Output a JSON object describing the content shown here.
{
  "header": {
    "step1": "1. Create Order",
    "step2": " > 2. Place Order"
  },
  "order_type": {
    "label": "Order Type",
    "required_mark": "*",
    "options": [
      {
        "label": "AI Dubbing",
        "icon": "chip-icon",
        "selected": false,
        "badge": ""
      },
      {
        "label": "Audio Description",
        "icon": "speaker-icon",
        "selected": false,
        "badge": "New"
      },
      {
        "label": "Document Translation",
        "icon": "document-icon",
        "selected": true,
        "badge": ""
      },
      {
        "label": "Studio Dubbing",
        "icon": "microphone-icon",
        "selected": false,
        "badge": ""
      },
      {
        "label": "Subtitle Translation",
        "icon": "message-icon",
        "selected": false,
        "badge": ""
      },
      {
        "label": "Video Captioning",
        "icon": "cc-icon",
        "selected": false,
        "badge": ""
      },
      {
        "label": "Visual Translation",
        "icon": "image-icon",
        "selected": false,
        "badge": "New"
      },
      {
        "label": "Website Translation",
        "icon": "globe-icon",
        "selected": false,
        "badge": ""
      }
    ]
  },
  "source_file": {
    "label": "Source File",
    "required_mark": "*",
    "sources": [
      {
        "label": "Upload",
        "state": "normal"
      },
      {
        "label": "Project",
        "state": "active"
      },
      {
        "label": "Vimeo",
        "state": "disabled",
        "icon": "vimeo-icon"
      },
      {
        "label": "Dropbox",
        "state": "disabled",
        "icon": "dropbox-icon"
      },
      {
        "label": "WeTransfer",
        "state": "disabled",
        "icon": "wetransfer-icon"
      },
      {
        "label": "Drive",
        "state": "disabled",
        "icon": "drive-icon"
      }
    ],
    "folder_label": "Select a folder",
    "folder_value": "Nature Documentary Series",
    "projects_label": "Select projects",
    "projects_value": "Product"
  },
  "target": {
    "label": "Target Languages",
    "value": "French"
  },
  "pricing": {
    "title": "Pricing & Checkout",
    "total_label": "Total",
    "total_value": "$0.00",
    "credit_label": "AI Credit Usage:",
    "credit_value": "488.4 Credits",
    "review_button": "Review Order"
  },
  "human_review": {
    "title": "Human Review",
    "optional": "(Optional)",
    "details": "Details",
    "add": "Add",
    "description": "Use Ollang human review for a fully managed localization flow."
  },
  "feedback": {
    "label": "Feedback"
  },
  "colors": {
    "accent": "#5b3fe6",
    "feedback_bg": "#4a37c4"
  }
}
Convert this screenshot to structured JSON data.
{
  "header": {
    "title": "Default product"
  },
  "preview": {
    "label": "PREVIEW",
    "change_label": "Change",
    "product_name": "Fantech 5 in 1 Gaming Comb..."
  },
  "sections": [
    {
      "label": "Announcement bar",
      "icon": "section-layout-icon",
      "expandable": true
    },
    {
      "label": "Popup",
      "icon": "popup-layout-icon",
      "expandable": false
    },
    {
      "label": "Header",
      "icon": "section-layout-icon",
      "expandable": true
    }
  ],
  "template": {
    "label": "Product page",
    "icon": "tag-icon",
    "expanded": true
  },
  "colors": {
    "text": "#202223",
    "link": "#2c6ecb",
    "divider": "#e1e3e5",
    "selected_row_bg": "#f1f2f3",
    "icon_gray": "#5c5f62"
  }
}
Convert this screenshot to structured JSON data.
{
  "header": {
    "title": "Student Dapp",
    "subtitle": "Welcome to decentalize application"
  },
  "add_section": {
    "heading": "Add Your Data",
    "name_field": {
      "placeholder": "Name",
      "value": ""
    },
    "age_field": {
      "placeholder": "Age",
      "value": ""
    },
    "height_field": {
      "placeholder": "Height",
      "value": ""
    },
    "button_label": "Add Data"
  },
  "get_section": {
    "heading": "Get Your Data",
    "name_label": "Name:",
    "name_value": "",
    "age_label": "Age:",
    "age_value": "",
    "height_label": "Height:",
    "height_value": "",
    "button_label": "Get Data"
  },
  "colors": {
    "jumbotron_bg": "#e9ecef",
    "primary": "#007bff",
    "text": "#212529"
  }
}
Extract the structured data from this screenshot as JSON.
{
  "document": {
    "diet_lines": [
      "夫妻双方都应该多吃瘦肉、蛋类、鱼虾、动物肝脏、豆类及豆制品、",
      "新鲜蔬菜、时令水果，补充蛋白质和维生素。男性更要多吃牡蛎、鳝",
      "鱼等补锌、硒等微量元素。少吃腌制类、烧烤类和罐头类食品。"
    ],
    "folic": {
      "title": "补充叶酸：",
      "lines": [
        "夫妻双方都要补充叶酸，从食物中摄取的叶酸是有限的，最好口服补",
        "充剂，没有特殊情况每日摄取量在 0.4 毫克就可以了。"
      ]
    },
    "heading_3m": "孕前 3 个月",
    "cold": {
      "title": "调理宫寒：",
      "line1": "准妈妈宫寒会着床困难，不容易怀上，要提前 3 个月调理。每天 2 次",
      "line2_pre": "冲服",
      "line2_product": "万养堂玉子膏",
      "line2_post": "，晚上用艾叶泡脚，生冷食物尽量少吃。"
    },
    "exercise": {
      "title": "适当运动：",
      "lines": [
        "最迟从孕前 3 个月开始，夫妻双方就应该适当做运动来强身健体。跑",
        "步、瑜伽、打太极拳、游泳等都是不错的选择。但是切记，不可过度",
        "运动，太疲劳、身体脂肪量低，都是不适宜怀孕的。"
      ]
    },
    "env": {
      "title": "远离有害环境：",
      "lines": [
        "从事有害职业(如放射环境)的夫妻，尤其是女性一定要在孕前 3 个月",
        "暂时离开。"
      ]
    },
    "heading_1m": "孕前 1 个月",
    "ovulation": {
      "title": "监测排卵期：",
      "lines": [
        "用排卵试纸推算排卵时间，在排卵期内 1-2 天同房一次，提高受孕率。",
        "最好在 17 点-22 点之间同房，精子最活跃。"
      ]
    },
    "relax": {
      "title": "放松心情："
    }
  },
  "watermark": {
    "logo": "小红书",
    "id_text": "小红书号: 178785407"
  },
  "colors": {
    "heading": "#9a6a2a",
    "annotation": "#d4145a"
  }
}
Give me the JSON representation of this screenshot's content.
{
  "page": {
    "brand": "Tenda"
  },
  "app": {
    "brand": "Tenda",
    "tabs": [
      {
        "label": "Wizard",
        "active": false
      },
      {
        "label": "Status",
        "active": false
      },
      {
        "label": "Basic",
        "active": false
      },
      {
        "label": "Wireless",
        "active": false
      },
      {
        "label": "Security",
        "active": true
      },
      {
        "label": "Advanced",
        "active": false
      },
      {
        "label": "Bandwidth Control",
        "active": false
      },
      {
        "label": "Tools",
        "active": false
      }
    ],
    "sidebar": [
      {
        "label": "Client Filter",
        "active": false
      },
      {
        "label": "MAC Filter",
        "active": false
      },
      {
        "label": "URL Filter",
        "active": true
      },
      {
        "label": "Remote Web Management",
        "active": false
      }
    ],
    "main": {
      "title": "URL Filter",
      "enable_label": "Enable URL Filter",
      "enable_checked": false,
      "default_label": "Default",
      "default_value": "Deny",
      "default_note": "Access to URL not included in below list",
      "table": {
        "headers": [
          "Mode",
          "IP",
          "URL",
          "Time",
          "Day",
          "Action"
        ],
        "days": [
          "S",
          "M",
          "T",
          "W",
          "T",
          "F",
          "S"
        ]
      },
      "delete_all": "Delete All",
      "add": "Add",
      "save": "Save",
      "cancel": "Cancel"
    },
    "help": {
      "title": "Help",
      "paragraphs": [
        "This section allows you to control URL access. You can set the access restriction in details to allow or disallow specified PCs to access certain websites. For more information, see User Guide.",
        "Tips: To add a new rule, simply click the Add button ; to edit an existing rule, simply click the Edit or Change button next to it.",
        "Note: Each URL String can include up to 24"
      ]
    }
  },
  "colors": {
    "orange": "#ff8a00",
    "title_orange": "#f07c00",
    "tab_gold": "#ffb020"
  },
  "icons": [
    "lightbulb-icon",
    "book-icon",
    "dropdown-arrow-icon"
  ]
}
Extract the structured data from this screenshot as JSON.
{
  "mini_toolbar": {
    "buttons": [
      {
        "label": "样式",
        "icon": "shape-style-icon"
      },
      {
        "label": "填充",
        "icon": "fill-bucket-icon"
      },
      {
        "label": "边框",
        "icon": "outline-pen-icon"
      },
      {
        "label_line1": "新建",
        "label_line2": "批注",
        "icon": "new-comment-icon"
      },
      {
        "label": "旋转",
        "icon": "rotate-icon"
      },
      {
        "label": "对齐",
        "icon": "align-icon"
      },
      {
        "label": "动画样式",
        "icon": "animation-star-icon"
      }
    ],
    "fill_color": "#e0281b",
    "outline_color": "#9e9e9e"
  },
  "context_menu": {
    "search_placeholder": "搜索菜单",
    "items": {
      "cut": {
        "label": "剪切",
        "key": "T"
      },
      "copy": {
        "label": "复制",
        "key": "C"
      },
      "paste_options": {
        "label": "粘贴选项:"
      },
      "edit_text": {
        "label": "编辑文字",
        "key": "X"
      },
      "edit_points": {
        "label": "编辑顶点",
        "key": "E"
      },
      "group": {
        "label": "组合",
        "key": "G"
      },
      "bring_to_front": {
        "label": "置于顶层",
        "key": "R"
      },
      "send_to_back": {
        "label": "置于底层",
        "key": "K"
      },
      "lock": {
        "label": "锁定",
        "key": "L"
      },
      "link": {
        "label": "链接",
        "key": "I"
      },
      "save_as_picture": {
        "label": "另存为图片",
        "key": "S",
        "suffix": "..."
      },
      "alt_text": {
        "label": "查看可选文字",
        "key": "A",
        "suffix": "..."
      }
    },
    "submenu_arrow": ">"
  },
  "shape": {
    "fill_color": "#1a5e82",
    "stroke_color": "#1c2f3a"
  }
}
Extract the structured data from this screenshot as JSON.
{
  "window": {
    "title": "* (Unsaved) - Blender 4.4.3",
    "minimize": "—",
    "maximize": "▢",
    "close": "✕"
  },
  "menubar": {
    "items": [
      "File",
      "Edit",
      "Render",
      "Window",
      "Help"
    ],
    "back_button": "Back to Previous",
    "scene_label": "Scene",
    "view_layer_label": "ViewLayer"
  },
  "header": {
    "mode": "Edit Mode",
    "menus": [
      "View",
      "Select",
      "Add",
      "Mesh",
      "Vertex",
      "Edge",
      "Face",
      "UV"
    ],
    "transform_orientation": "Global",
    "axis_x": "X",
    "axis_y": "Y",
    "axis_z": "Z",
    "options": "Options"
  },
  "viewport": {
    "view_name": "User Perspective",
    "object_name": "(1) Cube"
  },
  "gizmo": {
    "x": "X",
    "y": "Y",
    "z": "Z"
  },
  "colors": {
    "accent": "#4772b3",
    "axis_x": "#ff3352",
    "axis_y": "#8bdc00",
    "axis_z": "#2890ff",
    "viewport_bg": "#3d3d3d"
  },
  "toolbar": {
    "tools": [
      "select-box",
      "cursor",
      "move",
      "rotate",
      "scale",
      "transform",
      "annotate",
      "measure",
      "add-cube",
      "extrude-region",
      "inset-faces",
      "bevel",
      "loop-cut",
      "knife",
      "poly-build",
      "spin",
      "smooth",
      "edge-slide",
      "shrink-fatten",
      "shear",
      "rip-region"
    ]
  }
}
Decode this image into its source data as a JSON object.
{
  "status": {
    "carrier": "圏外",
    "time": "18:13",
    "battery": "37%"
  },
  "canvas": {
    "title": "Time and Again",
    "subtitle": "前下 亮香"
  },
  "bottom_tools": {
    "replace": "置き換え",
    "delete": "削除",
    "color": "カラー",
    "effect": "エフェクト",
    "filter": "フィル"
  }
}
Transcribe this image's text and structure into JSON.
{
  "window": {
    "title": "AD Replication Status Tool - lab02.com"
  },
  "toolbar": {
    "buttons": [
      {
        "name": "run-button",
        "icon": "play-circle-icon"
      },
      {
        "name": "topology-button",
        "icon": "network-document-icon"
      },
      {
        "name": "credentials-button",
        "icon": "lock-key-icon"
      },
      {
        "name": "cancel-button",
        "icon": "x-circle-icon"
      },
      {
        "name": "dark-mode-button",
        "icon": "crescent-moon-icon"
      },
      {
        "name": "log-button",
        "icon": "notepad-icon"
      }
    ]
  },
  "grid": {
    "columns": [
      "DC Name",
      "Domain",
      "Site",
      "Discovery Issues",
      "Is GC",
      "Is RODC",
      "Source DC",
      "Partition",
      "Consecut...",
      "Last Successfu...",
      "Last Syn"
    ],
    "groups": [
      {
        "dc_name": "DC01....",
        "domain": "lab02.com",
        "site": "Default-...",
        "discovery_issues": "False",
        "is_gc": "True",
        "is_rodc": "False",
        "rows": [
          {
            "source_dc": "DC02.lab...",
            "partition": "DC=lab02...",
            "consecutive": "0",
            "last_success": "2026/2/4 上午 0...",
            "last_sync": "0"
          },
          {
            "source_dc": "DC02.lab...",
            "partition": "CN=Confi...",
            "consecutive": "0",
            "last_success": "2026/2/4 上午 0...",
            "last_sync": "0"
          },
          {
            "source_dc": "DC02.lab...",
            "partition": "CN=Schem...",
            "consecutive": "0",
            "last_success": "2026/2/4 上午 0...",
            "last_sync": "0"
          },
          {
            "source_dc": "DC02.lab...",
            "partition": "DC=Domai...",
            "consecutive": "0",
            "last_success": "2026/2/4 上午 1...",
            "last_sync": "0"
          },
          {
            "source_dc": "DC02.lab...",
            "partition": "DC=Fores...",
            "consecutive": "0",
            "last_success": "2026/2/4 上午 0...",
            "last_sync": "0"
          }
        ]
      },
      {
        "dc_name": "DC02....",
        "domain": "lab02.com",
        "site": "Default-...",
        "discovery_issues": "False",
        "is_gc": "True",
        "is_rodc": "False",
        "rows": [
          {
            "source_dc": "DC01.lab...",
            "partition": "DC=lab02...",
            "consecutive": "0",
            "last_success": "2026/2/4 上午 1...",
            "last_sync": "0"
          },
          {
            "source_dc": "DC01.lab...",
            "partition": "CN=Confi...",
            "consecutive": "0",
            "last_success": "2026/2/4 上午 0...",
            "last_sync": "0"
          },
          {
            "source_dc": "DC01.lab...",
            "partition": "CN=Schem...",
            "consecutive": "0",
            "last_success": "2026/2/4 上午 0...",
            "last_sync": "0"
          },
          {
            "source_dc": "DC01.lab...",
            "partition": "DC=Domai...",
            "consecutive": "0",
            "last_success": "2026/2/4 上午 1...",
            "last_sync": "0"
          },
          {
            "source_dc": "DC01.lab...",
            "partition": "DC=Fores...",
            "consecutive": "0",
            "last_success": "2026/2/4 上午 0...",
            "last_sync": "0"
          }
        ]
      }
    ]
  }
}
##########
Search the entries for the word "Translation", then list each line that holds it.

» Answer to this problem
        "label": "Document Translation",
        "label": "Subtitle Translation",
        "label": "Visual Translation",
        "label": "Website Translation",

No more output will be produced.